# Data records
━━━━━━━━━━━━━━━━
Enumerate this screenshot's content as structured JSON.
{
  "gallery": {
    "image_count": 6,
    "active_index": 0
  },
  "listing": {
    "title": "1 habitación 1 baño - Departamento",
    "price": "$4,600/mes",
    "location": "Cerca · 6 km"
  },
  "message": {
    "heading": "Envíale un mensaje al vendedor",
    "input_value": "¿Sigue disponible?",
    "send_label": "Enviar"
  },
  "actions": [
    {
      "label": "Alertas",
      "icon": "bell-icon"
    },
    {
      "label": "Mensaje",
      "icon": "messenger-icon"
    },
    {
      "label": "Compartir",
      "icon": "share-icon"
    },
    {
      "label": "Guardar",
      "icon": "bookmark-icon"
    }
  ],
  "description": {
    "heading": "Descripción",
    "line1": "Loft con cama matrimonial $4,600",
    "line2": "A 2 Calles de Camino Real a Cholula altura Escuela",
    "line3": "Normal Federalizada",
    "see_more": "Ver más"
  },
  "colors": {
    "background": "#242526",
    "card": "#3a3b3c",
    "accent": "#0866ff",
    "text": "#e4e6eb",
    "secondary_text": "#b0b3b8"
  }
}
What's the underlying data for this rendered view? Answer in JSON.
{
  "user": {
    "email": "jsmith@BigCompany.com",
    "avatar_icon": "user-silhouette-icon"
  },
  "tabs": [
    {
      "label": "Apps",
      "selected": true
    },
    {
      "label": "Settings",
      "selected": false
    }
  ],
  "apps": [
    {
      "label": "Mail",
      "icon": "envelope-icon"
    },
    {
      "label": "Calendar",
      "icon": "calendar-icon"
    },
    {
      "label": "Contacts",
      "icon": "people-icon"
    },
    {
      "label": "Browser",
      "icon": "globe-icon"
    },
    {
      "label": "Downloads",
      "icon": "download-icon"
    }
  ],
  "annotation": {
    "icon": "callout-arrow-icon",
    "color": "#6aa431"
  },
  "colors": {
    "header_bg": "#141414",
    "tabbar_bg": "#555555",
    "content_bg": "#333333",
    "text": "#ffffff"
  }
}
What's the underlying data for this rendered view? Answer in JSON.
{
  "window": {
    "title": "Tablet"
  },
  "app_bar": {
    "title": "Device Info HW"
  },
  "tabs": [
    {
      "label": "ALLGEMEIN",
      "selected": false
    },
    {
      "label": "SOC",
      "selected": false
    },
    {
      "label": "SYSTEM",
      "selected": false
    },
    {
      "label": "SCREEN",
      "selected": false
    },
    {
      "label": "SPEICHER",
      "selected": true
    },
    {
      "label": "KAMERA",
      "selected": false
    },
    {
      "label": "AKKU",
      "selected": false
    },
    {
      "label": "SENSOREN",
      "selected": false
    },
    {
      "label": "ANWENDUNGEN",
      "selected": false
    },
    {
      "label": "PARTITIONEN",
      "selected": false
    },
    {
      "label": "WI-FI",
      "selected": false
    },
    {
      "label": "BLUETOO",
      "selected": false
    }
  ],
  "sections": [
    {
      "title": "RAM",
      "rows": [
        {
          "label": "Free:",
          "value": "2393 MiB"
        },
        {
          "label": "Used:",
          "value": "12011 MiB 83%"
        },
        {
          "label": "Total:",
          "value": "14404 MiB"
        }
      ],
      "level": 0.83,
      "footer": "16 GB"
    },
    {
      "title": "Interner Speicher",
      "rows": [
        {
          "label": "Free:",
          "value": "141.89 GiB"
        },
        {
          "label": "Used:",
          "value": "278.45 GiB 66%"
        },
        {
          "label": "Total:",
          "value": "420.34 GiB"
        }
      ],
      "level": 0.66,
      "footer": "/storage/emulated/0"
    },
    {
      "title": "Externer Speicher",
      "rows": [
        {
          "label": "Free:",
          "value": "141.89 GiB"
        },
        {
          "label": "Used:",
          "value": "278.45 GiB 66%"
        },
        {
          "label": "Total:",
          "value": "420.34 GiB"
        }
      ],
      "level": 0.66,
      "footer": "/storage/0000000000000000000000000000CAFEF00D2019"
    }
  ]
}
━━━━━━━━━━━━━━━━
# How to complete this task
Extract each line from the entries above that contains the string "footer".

# Finished exercise
      "footer": "16 GB"
      "footer": "/storage/emulated/0"
      "footer": "/storage/0000000000000000000000000000CAFEF00D2019"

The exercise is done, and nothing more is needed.